■ **TASK BRIEF**: In the following listing, find the lines containing "Credits" and report them.

■ **RECORDS SUPPLIED**:
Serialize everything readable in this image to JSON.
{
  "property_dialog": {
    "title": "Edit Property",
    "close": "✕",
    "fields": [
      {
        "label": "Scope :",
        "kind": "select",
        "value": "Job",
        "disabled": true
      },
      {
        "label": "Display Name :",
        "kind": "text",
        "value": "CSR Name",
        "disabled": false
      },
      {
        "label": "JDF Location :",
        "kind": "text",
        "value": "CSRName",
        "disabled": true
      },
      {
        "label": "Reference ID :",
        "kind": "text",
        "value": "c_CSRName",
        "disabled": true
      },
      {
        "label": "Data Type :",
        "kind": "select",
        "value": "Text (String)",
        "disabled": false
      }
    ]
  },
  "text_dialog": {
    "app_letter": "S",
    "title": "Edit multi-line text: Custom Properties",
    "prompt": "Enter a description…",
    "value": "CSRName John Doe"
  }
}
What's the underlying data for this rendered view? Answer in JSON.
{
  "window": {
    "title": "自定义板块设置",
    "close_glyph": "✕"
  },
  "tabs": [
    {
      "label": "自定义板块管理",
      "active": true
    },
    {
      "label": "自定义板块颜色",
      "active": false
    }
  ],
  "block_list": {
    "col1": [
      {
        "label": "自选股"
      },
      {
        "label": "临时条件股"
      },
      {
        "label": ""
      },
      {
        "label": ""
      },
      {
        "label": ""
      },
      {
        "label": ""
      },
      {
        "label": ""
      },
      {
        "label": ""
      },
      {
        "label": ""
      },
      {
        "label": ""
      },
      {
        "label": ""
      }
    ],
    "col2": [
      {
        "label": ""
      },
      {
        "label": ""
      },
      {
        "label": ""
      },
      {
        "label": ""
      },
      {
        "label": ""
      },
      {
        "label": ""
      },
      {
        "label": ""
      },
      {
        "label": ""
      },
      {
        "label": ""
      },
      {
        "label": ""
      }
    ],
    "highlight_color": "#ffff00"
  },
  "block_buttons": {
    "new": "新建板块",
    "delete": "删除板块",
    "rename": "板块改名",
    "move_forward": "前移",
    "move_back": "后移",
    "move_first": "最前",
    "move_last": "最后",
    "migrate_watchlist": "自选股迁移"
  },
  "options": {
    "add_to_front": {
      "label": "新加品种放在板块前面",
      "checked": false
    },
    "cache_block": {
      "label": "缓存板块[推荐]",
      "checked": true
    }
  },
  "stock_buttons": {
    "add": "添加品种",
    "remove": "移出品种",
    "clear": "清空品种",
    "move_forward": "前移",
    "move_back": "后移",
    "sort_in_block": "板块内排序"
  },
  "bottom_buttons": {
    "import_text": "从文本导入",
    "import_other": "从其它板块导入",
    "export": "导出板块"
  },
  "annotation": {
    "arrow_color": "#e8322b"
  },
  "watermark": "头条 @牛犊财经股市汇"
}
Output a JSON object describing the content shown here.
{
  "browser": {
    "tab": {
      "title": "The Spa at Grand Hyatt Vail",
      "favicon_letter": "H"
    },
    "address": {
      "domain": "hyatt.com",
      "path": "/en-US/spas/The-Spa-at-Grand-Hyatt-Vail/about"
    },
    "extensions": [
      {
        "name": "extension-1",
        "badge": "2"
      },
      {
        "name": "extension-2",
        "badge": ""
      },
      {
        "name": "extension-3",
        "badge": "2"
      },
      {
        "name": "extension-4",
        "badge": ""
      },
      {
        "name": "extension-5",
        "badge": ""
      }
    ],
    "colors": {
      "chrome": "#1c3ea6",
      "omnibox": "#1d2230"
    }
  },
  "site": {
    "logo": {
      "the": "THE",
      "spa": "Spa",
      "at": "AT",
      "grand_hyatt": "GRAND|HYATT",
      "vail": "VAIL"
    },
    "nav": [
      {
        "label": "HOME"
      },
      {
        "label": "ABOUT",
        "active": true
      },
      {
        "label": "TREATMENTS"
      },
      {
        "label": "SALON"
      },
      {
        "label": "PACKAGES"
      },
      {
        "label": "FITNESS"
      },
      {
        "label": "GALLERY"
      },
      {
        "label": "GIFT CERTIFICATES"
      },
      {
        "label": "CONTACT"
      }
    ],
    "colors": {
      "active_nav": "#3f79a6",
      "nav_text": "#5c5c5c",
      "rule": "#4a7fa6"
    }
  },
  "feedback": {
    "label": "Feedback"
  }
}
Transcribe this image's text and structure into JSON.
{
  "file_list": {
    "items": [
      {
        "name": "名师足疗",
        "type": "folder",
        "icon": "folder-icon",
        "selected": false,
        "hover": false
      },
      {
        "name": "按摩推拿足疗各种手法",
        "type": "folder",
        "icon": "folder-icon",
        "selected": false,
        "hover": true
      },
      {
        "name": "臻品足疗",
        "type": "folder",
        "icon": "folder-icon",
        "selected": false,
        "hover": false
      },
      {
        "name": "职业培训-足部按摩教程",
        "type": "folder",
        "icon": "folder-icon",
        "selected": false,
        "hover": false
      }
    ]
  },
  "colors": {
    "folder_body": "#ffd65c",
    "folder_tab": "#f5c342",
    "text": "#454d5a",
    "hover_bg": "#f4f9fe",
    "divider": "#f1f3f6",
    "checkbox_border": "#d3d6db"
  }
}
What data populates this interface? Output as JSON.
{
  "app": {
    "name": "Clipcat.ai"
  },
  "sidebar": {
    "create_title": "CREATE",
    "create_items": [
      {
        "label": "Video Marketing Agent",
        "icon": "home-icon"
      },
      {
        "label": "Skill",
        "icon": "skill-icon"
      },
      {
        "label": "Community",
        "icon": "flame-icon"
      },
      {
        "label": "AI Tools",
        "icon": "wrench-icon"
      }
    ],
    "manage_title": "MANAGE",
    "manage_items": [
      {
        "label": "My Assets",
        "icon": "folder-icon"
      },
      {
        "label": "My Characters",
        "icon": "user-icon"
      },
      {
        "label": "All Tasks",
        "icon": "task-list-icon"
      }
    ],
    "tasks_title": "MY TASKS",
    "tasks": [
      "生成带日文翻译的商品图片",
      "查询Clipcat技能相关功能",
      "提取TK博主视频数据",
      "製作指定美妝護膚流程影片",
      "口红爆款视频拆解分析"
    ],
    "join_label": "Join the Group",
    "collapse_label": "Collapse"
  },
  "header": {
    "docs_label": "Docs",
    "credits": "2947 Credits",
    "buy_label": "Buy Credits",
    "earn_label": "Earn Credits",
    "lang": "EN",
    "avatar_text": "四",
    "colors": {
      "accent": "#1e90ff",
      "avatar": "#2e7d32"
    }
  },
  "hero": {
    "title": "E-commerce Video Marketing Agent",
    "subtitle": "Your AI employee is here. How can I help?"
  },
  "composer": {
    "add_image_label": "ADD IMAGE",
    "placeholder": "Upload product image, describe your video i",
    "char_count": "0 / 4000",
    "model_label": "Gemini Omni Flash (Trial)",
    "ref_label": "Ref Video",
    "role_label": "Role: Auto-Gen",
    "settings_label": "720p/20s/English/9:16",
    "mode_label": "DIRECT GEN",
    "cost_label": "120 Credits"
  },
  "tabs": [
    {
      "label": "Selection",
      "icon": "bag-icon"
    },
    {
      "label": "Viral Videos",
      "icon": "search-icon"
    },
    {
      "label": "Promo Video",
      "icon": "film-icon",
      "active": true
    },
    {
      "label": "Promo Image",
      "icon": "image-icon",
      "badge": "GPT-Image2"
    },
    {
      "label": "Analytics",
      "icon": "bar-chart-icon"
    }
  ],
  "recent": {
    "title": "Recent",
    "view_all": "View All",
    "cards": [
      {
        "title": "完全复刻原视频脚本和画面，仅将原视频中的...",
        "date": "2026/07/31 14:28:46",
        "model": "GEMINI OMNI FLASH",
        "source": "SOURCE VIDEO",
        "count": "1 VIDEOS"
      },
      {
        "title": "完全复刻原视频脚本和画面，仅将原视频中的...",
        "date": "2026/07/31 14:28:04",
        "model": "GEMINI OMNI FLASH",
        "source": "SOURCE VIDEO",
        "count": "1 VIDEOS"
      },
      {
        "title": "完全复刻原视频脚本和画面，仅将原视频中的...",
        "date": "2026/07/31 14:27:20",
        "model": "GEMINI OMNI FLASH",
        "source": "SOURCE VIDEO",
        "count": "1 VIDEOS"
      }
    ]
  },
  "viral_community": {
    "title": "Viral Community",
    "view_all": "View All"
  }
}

■ **SOLUTION BELOW**:
    "credits": "2947 Credits",
    "buy_label": "Buy Credits",
    "earn_label": "Earn Credits",
    "cost_label": "120 Credits"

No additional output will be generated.